Birthday Party Etiquette for Your School Age Child
Birthday parties can be loads of fun for kids, but they can cause loads of stress for parents. That's because whether your child is throwing the party or attending it, you want her to be on her best behavior. And unfortunately, sometimes kids and manners just don't go together.
Before your child's next birthday bash -- or before she's invited to another one -- it's smart to discuss the basics of birthday party etiquette.
The "Musts" for Any Birthday Party
Ask most experts and they'll tell you that one of the biggest faux pas today's kids (and their parents) make involves the invites.
"If your written invitations are handed out at school, make sure that everyone in your class -- or your group, or your team -- receives one," explains Peggy Post and Cindy Post Senning, Ed.D., in Emily Post's The Guide to Good Manners for Kids.
Too often, school-age children pick and choose who to invite from a class, leaving many kids left out and with hurt feelings. It's up to you -- as the parent -- to explain why this is unacceptable.
Another big mistake is letting your birthday girl -- or boy -- act like a diva.
"Remember that it's not polite to hang out in a corner with your best friend for the whole party; part of your responsibility as the host is to mingle with all your guests and try to help everyone have a good time," says Elizabeth James and Carol Barkin in Social Smarts: Manners for Today's Kids.
Make sure your child knows to greet each guest as they arrive and say goodbye when they leave.
More Manners Tips for the Host ...
- If you plan to let your child open her gifts at the party, instruct her ahead of time to thank each person for the present he or she brought -- even if she gets something she doesn't want or like.
- Your child should make sure all of her guests are included in any activities and games and no one feels left out.
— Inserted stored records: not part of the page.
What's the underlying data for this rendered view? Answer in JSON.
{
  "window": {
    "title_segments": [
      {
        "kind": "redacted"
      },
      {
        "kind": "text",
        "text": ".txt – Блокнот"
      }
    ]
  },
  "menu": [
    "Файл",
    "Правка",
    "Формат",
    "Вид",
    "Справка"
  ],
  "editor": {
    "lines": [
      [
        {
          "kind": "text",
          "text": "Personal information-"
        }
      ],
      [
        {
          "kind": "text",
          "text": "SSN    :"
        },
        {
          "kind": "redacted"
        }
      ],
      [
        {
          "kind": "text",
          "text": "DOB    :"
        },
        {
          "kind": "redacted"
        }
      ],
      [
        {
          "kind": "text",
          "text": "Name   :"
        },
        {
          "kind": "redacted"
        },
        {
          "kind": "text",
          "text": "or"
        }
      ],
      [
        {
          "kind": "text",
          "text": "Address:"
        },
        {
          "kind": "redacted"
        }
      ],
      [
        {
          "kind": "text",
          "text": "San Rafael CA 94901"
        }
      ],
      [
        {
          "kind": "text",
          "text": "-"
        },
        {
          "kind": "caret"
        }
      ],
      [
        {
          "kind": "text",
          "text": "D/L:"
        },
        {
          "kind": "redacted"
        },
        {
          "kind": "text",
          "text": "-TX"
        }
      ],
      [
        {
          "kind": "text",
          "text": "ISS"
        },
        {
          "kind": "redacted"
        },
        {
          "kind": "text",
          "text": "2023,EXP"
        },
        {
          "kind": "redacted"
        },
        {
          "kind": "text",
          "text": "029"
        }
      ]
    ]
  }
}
You and your child are also responsible for making sure all the guests have something to eat and drink, and for not serving any foods that a guest is allergic too.
- Three words: Thank you notes. Have your child send these as quickly as possible after a party. Even a 5- or 5-year-old can write (or draw) a thank you note with a parent's help.
... And Manners Tips for the Guests
- Don't let your child be late. Guests should arrive on time and dressed appropriately for any activities that are planned. (For example, don't let your daughter wear a frilly dress to a skating party.)
- Just before the party, go over the basics of being a good houseguest: Don't put your feet on the furniture, chew with your mouth closed, and offer to help clean up after the cake is served.
- Bring a gift that is appropriate for the birthday child. And don't forget to include a card that says who the gift is from. (This is especially important since many parents now opt to hold off on opening the presents until after the guests leave. If several gifts are missing tags, the host won't know who brought what.)